In Samba step the couples move undulatory across the room. While beginners produce the waves movement out of a raising in the support leg, it is produced of tournament dancer more by the sway of the pelvis. The dynamics comes out of the first step. The push out of the support leg causes that the body carries out almost automatically the Samba-typical bounce-movement. With Samba, one connects the carnival in Rio, rising joie de vivre and leave out glee.

The Rhythm
Samba is danced in 2/4-time in the rhythm slow-and-slow. The speed varies between 48 and 58 beats per minute, in tournaments 54 beats per minute.

Past and Present

"Samba" is a collective term for more than 100 Brazilian dance modes brought to Brazil by immigrating Africans, particularly by Bantu tribes. Samba has its origin in the African rite dances too.

From the slaves 'round dances' many self standing folk dances evolved under new environmental conditions and the European influences of colonialization. Especially after the end of slavery in 1888 a vast variety evolved, concentrated in Rio de Janeiro, Bahia and Sao Paulo.

In the beginning of the 20th century popularity of this Brazilian dance increased in all sections of the population, especially at times of carnival. About 1914, with Maxixe the predecessor of Samba came to Europe, what caused some stir. In 1924 Samba first came to Europe.

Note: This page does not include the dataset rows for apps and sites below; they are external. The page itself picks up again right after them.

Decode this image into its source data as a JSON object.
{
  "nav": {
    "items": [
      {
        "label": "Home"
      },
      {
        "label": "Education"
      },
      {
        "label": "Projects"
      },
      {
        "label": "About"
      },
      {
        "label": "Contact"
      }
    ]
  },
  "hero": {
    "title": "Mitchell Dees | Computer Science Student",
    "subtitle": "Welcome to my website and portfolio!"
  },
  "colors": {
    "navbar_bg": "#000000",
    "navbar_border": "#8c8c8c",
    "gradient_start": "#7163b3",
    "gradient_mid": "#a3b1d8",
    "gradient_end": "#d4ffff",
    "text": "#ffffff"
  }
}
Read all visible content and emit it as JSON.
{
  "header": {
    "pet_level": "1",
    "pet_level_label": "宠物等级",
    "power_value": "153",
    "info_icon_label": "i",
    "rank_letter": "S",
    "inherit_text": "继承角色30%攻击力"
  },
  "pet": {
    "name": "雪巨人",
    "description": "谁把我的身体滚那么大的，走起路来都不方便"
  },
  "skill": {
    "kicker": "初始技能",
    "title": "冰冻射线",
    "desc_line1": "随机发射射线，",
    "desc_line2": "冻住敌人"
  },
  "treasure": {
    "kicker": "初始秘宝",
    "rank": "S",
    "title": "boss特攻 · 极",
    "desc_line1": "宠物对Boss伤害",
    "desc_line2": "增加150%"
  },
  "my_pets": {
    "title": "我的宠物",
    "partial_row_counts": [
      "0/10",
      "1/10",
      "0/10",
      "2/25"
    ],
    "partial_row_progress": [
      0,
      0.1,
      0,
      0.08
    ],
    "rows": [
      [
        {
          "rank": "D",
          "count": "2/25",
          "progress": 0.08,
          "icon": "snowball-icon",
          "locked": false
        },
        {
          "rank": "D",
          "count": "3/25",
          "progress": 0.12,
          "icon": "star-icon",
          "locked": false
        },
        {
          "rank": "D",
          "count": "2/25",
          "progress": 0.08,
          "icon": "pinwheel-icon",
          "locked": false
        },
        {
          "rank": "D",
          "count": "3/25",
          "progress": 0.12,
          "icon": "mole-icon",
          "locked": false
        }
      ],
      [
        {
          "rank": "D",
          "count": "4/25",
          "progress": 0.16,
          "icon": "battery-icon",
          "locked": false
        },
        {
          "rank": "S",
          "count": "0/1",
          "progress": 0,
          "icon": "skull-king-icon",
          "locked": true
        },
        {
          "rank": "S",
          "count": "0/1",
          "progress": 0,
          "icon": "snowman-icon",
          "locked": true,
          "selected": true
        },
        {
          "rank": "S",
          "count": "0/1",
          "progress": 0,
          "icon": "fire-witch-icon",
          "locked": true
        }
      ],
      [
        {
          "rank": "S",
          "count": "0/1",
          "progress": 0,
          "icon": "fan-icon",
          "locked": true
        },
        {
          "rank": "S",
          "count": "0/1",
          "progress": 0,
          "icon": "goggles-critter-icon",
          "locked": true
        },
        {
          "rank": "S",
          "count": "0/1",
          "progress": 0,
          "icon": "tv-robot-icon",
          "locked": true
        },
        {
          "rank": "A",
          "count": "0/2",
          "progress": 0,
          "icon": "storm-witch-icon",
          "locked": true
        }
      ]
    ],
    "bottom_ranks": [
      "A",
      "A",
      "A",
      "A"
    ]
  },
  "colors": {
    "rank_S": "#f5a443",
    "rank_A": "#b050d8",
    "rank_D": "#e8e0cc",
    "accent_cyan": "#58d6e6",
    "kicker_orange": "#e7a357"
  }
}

From 1930 together with the increasing industrialization in Brazil an intensified commercialization of the folk music came along. Samba first became a ballroom dance in 1949. However, the European way of dancing Samba is a very simplified mode of the elegant grace of the original Samba. Central European Samba dancers have enormous difficulties to learn the inborn motions of South Americans.